Randy Adams: Invoking The Muse
Randy Adams

As I listen to Randy Adams' Invoking The Muse, I'm reminded of the opening lines from Blue's “All I Want”: “I am on a lonely road and I am traveling / Traveling, traveling, traveling / Looking for something, what can it be.” Similar to the protagonist in Joni Mitchell's song, Adams is an exhaustive explorer and self-questioner, even if his searches are introspective instrumental journeys undertaken using acoustic guitar.

Formally released on the last day of 2016, Invoking The Muse actually forms a small part of a much larger picture. Last year, he produced each month an album-length volume of improvised guitar meditations, resulting in an immense, year-long musical diary of sorts. Conceived initially as his response to the current “American Primitive” guitar scene associated with figures such as Glenn Jones, Daniel Bachman, and Jack Rose, Adams would sit himself down, tune his acoustic guitar to an unfamiliar open tuning, and surrender to his meditative muse. Resisting the impulse to judge, he opened himself up to wherever the music might take him, the result being tracks of modest, eight-minute duration and a small number of opuses in the twenty- to forty-minute range. To compile Invoking The Muse, Adams selected one track from each volume to provide the listener with a representative sampling of the year-long project, though it's a rare sampler indeed that weighs in at a robust 210 minutes.

It's not, by the way, the only project with which Adams has been involved over the years. Born in New York and currently residing in Virginia, he's played guitar in country rock and hippie rock bands, and his CV also lists experience as a music educator as the Director of the Guitar and Electronic Music Studio at Virginia's Foxcroft School. And though Invoking The Muse offers an encompassing presentation of his acoustic guitar work, his current project, Union of the Sun & Moon, subjects his acoustic guitar and vocals to processing treatments using Ableton Live, granular synthesis, and a variety of synthesizers.

The pieces on Invoking The Muse come across like mood transcriptions that convincingly capture the particular state he was in during the moment of recording. It might be risky to draw too absolute an equivalence between the presumed mood of the artist and the material created—for all I know, Adams might have been in a furious state when one of the set's more peaceful settings emerged—yet it's hard not to do so when a particular setting exudes such a peaceful air (consider, for example, the fifth and eleventh tracks, “25 2016 PM 5” and “23 2016 PM 5”).

In general, Adams satiates the listener with literally hours of acoustic guitar-generated jangle and sparkle. Similar to many pieces on the collection, March's “15 2016 PM 3” dazzles the ear with cycling patterns that glisten like sun-dappled snow crystals, while hints of Eastern and American country sonorities seep into the panoramic purview of October's twenty-three-minute ride “24 2016 PM 4.” The longest piece, September's forty-five-minute “26 2016 PM,” offers a surprising change-up from the purely instrumental design of the collection in prominently featuring Adams's wordless (and occasionally ecstatic) vocalizing (chanting, more like) alongside heavily treated, slow-motion guitar expressions.

While the track titles are prosaic, they effectively cue the listener by indicating the precise day and time when they were recorded.

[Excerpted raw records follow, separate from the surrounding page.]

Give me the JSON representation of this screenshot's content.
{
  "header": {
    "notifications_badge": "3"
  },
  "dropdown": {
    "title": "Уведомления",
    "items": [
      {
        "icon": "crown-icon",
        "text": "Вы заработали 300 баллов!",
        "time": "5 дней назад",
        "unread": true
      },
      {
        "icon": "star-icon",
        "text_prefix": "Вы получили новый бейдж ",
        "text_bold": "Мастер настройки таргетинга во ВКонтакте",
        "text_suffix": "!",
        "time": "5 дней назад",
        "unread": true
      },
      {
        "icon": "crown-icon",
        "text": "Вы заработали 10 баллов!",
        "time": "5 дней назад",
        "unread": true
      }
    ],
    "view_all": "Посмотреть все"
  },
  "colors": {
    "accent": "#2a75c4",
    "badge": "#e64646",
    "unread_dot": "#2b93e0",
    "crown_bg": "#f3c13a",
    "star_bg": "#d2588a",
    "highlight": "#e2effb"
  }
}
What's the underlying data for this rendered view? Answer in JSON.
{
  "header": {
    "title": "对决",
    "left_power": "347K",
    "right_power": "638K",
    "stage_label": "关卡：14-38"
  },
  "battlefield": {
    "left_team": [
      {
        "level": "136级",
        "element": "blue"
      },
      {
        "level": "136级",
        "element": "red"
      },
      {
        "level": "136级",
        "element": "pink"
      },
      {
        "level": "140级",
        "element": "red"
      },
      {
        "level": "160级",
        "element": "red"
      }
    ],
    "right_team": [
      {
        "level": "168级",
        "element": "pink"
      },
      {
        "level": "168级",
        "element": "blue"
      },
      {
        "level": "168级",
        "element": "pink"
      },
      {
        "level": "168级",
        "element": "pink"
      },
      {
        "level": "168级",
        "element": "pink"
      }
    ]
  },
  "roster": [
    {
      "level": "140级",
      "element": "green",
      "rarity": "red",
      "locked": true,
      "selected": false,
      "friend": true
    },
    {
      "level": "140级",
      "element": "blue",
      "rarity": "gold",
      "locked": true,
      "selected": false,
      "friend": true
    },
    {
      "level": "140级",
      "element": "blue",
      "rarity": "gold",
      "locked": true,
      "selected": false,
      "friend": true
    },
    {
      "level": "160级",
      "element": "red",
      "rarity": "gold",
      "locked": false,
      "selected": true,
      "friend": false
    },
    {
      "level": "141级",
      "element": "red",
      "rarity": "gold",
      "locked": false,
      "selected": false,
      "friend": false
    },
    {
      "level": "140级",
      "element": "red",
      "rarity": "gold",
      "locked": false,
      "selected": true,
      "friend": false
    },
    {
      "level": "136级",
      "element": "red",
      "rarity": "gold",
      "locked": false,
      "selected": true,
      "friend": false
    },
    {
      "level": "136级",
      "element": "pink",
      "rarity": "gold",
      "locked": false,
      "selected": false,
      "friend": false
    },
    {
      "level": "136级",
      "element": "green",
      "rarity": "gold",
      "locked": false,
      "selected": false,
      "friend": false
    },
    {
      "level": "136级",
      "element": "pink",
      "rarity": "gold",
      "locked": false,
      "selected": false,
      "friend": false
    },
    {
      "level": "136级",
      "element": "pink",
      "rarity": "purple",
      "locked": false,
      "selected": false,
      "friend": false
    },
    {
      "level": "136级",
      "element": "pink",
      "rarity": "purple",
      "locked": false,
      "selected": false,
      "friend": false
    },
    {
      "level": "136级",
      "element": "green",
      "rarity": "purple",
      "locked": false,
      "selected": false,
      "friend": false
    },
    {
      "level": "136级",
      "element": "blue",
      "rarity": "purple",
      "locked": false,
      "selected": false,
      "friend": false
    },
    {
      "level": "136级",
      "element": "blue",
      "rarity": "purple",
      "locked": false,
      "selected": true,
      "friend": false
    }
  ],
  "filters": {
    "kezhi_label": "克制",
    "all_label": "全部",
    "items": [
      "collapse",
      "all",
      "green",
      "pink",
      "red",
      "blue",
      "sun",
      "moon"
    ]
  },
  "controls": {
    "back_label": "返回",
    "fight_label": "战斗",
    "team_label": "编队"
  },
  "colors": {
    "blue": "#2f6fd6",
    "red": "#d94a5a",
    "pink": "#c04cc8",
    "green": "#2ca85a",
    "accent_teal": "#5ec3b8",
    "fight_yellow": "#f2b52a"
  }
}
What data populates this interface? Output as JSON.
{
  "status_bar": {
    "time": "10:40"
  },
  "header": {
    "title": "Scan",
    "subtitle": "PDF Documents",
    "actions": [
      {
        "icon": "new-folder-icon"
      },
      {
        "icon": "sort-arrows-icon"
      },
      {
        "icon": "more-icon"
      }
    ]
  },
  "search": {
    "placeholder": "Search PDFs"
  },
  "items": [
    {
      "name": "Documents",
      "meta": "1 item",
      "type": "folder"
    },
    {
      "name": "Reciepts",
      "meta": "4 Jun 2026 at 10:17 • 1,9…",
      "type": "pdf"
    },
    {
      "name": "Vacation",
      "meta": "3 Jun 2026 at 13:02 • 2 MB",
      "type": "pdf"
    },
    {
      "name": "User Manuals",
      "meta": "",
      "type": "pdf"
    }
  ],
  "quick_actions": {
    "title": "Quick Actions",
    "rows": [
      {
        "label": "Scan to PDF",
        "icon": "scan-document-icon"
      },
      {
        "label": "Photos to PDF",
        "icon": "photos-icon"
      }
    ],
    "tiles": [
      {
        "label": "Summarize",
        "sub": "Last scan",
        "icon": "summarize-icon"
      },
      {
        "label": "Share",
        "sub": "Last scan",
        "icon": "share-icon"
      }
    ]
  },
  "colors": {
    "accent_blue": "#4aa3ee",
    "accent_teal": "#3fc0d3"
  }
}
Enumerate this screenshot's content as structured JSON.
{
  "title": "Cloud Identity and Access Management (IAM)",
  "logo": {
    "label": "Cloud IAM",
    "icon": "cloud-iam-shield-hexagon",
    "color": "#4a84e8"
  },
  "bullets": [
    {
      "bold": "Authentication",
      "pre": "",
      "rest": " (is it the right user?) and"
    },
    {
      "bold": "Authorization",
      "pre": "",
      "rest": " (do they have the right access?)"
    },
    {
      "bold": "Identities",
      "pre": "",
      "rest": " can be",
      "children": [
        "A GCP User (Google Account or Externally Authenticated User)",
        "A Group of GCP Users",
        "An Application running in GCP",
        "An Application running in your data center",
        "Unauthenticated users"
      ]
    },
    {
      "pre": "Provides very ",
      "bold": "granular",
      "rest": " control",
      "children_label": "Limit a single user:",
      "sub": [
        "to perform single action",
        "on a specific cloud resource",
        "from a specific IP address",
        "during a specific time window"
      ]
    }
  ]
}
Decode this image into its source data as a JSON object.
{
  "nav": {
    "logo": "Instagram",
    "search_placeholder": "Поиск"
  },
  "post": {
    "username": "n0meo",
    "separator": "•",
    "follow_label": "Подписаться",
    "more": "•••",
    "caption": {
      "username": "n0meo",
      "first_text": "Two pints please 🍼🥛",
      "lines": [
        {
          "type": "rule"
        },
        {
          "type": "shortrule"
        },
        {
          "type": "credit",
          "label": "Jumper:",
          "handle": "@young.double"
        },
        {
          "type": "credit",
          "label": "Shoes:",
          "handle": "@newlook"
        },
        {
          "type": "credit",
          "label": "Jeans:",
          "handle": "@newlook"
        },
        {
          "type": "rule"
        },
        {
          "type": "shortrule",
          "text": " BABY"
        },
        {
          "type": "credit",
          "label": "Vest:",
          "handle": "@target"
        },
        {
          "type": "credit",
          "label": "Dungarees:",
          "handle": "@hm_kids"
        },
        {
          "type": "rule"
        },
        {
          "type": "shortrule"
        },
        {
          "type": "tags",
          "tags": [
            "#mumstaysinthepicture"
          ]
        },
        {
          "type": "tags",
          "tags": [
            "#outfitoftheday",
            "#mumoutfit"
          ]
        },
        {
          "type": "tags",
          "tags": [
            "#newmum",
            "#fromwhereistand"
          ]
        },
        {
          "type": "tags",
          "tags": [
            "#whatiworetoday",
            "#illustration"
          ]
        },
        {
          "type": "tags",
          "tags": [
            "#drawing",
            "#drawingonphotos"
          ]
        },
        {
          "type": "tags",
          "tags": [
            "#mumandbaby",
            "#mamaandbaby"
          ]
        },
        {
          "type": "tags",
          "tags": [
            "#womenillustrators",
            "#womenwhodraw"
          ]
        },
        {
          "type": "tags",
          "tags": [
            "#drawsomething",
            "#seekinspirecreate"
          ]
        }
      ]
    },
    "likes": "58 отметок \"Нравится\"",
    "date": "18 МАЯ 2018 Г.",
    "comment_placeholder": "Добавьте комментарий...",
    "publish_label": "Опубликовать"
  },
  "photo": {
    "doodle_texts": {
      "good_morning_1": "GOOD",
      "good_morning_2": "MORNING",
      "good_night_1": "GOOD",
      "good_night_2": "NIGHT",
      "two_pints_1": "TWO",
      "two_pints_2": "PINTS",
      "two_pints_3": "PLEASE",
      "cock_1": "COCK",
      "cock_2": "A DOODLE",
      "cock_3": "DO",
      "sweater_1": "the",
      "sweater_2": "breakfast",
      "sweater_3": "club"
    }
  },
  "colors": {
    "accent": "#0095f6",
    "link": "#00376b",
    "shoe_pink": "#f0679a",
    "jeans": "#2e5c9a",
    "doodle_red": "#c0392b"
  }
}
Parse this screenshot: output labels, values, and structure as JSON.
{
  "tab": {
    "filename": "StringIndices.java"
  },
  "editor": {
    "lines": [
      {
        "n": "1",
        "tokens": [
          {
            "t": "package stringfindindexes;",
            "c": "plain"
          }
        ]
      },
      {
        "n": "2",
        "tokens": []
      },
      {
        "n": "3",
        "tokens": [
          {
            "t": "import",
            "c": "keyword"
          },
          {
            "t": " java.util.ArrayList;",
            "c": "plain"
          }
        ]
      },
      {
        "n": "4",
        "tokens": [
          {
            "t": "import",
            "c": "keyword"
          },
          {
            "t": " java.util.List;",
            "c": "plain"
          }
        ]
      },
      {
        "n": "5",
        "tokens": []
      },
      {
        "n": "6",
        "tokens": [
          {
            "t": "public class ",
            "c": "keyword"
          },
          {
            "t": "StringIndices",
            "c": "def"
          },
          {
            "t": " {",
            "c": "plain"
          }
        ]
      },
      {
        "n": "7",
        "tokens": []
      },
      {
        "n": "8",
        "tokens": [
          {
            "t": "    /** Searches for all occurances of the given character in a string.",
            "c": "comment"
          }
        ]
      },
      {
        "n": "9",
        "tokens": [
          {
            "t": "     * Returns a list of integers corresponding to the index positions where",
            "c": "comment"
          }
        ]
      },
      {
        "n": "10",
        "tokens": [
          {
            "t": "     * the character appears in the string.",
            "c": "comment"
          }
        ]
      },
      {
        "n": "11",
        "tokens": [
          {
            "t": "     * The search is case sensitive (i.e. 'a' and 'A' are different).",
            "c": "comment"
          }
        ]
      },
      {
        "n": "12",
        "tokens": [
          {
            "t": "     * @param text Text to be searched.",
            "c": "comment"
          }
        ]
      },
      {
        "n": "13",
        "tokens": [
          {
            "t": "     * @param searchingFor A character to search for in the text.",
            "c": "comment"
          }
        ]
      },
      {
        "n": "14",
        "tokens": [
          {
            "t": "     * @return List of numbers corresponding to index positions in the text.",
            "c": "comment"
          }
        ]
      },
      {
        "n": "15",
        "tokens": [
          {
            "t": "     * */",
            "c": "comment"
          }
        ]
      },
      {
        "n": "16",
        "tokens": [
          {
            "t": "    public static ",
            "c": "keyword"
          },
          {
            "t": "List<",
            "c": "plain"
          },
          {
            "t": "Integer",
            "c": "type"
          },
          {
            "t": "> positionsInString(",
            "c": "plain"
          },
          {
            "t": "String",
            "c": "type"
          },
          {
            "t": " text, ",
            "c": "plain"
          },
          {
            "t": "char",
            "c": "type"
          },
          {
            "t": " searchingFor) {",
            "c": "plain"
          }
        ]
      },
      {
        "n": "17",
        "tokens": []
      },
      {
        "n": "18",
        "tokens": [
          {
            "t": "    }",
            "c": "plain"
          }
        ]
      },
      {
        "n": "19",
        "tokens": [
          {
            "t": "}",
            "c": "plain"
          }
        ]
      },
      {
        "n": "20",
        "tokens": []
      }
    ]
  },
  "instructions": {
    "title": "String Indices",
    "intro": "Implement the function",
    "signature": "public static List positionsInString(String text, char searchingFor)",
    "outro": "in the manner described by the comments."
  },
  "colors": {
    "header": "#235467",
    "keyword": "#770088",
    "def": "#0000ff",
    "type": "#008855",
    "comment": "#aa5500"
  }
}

As one listens to the opening track's blues-inflected fingerpicking, for example, knowing that it was laid down at four in the morning on January 23rd makes for an enhanced listening experience. Not surprisingly, it's on the longer pieces where the searching quality is most prominently felt. Recorded late in the afternoon on April 20th, the twenty-minute fourth setting plays like a deep exploration wherein Adams poses questions to himself and does everything seemingly in his power to summon answers. Patterns and themes are tackled from multiple directions, with Adams pursuing a particular direction before circling back and exploring it again in a different way. Tempos slow down and speed up as the guitarist lulls the listener with wave upon wave of glistening patterns and strums.

As mentioned, a few pieces are, shall we say, rather long-winded, and the listener will need to have a few extra hours on reserve to hear them all the way through—not an easy luxury to have in this day and age. Given the encompassing nature of the compilation, Adams might have been wise in such cases to consider slightly shortened versions, even if doing so might seem a tad contrary to the editing-free, improvisatory spirit of the project. Regardless of whether a track is short or long, one nevertheless comes away from the collection impressed by his dedication, sincerity, and unwavering sense of purpose. There's certainly no question that his muse was invoked in the most thorough manner imaginable over the course of the project's production.

February 2017